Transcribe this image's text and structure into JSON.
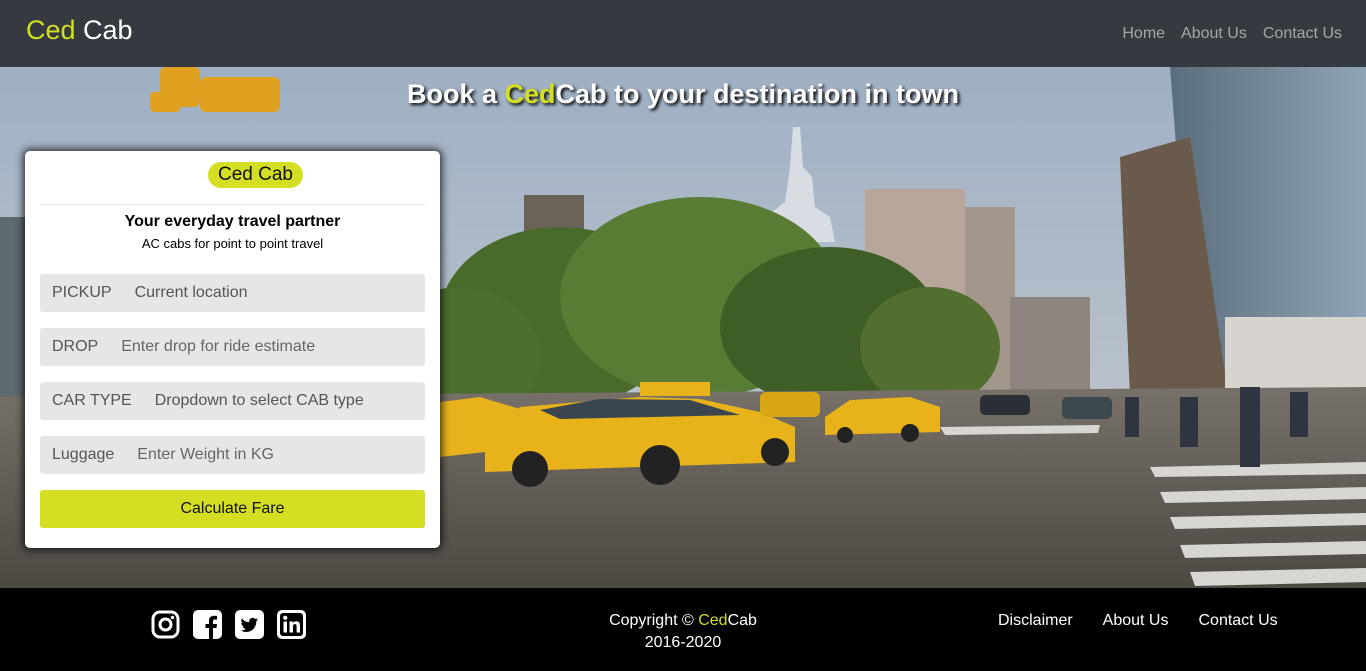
{
  "navbar": {
    "brand_accent": "Ced",
    "brand_rest": " Cab",
    "links": [
      "Home",
      "About Us",
      "Contact Us"
    ]
  },
  "hero": {
    "title_prefix": "Book a ",
    "title_accent": "Ced",
    "title_suffix": "Cab to your destination in town"
  },
  "card": {
    "badge": "Ced Cab",
    "heading": "Your everyday travel partner",
    "subheading": "AC cabs for point to point travel",
    "pickup": {
      "label": "PICKUP",
      "value": "Current location"
    },
    "drop": {
      "label": "DROP",
      "placeholder": "Enter drop for ride estimate"
    },
    "car_type": {
      "label": "CAR TYPE",
      "selected": "Dropdown to select CAB type"
    },
    "luggage": {
      "label": "Luggage",
      "placeholder": "Enter Weight in KG"
    },
    "button": "Calculate Fare"
  },
  "footer": {
    "social_icons": [
      "instagram-icon",
      "facebook-icon",
      "twitter-icon",
      "linkedin-icon"
    ],
    "copyright_prefix": "Copyright © ",
    "copyright_accent": "Ced",
    "copyright_suffix": "Cab",
    "years": "2016-2020",
    "links": [
      "Disclaimer",
      "About Us",
      "Contact Us"
    ]
  },
  "colors": {
    "accent": "#d4de22",
    "navbar": "#343a40",
    "footer": "#000000"
  }
}
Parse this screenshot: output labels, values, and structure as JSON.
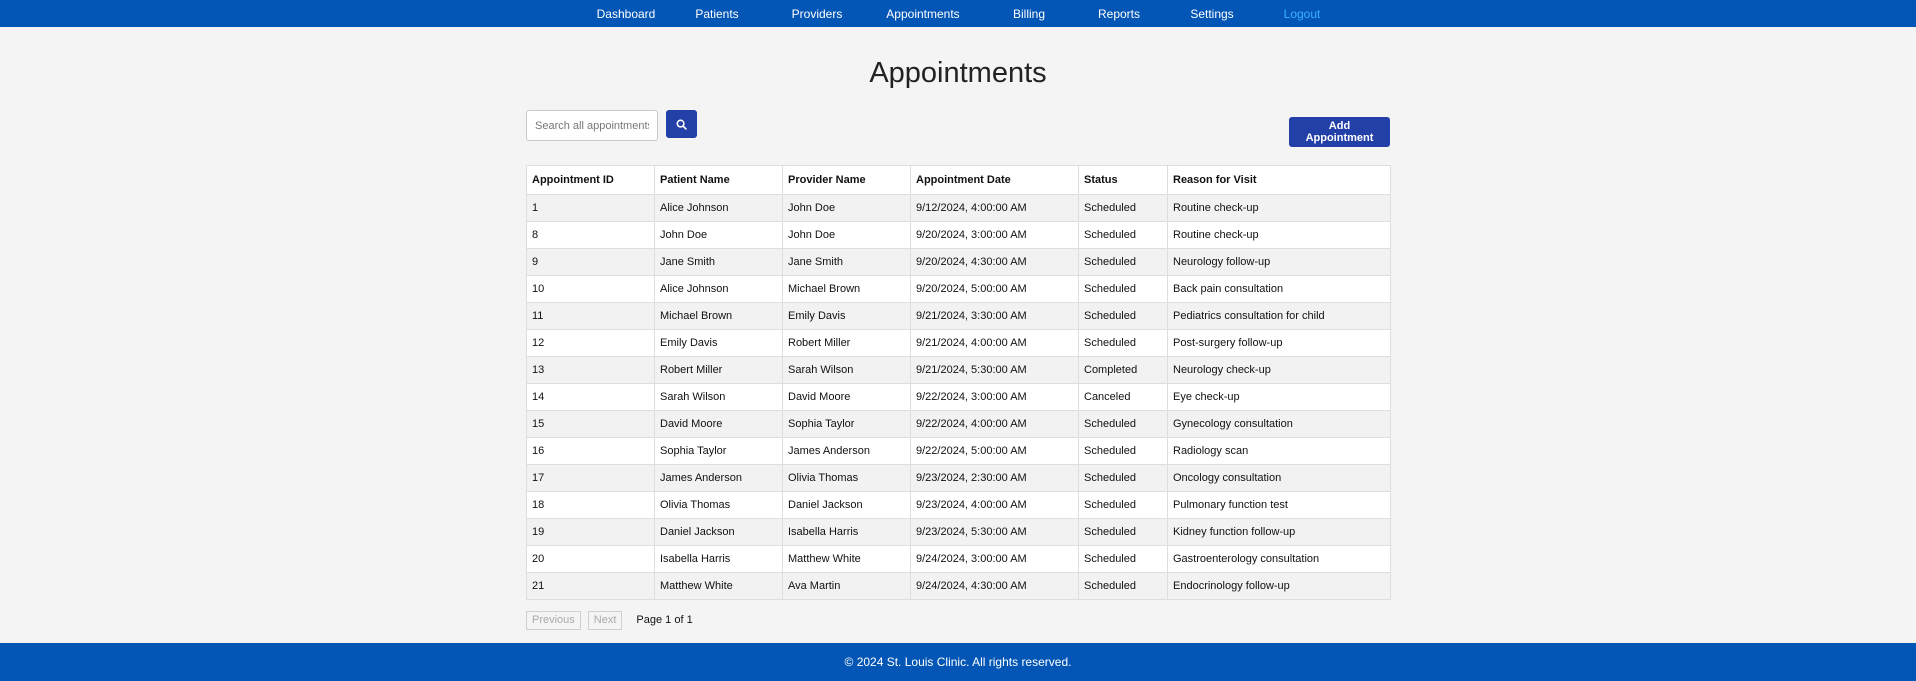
{
  "nav": {
    "items": [
      {
        "label": "Dashboard"
      },
      {
        "label": "Patients"
      },
      {
        "label": "Providers"
      },
      {
        "label": "Appointments"
      },
      {
        "label": "Billing"
      },
      {
        "label": "Reports"
      },
      {
        "label": "Settings"
      },
      {
        "label": "Logout"
      }
    ]
  },
  "page": {
    "title": "Appointments"
  },
  "toolbar": {
    "search_placeholder": "Search all appointments...",
    "search_icon": "search-icon",
    "add_label": "Add Appointment"
  },
  "table": {
    "columns": [
      "Appointment ID",
      "Patient Name",
      "Provider Name",
      "Appointment Date",
      "Status",
      "Reason for Visit"
    ],
    "rows": [
      [
        "1",
        "Alice Johnson",
        "John Doe",
        "9/12/2024, 4:00:00 AM",
        "Scheduled",
        "Routine check-up"
      ],
      [
        "8",
        "John Doe",
        "John Doe",
        "9/20/2024, 3:00:00 AM",
        "Scheduled",
        "Routine check-up"
      ],
      [
        "9",
        "Jane Smith",
        "Jane Smith",
        "9/20/2024, 4:30:00 AM",
        "Scheduled",
        "Neurology follow-up"
      ],
      [
        "10",
        "Alice Johnson",
        "Michael Brown",
        "9/20/2024, 5:00:00 AM",
        "Scheduled",
        "Back pain consultation"
      ],
      [
        "11",
        "Michael Brown",
        "Emily Davis",
        "9/21/2024, 3:30:00 AM",
        "Scheduled",
        "Pediatrics consultation for child"
      ],
      [
        "12",
        "Emily Davis",
        "Robert Miller",
        "9/21/2024, 4:00:00 AM",
        "Scheduled",
        "Post-surgery follow-up"
      ],
      [
        "13",
        "Robert Miller",
        "Sarah Wilson",
        "9/21/2024, 5:30:00 AM",
        "Completed",
        "Neurology check-up"
      ],
      [
        "14",
        "Sarah Wilson",
        "David Moore",
        "9/22/2024, 3:00:00 AM",
        "Canceled",
        "Eye check-up"
      ],
      [
        "15",
        "David Moore",
        "Sophia Taylor",
        "9/22/2024, 4:00:00 AM",
        "Scheduled",
        "Gynecology consultation"
      ],
      [
        "16",
        "Sophia Taylor",
        "James Anderson",
        "9/22/2024, 5:00:00 AM",
        "Scheduled",
        "Radiology scan"
      ],
      [
        "17",
        "James Anderson",
        "Olivia Thomas",
        "9/23/2024, 2:30:00 AM",
        "Scheduled",
        "Oncology consultation"
      ],
      [
        "18",
        "Olivia Thomas",
        "Daniel Jackson",
        "9/23/2024, 4:00:00 AM",
        "Scheduled",
        "Pulmonary function test"
      ],
      [
        "19",
        "Daniel Jackson",
        "Isabella Harris",
        "9/23/2024, 5:30:00 AM",
        "Scheduled",
        "Kidney function follow-up"
      ],
      [
        "20",
        "Isabella Harris",
        "Matthew White",
        "9/24/2024, 3:00:00 AM",
        "Scheduled",
        "Gastroenterology consultation"
      ],
      [
        "21",
        "Matthew White",
        "Ava Martin",
        "9/24/2024, 4:30:00 AM",
        "Scheduled",
        "Endocrinology follow-up"
      ]
    ]
  },
  "pagination": {
    "previous_label": "Previous",
    "next_label": "Next",
    "page_info": "Page 1 of 1"
  },
  "footer": {
    "text": "© 2024 St. Louis Clinic. All rights reserved."
  },
  "colors": {
    "nav_bg": "#0356b5",
    "accent_button": "#2340a8",
    "logout_link": "#3bb0ff",
    "page_bg": "#f4f4f4"
  }
}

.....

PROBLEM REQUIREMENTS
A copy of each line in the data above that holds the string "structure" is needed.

ANSWER SECTION
Transcribe this image's text and structure into JSON.
Parse this screenshot: output labels, values, and structure as JSON.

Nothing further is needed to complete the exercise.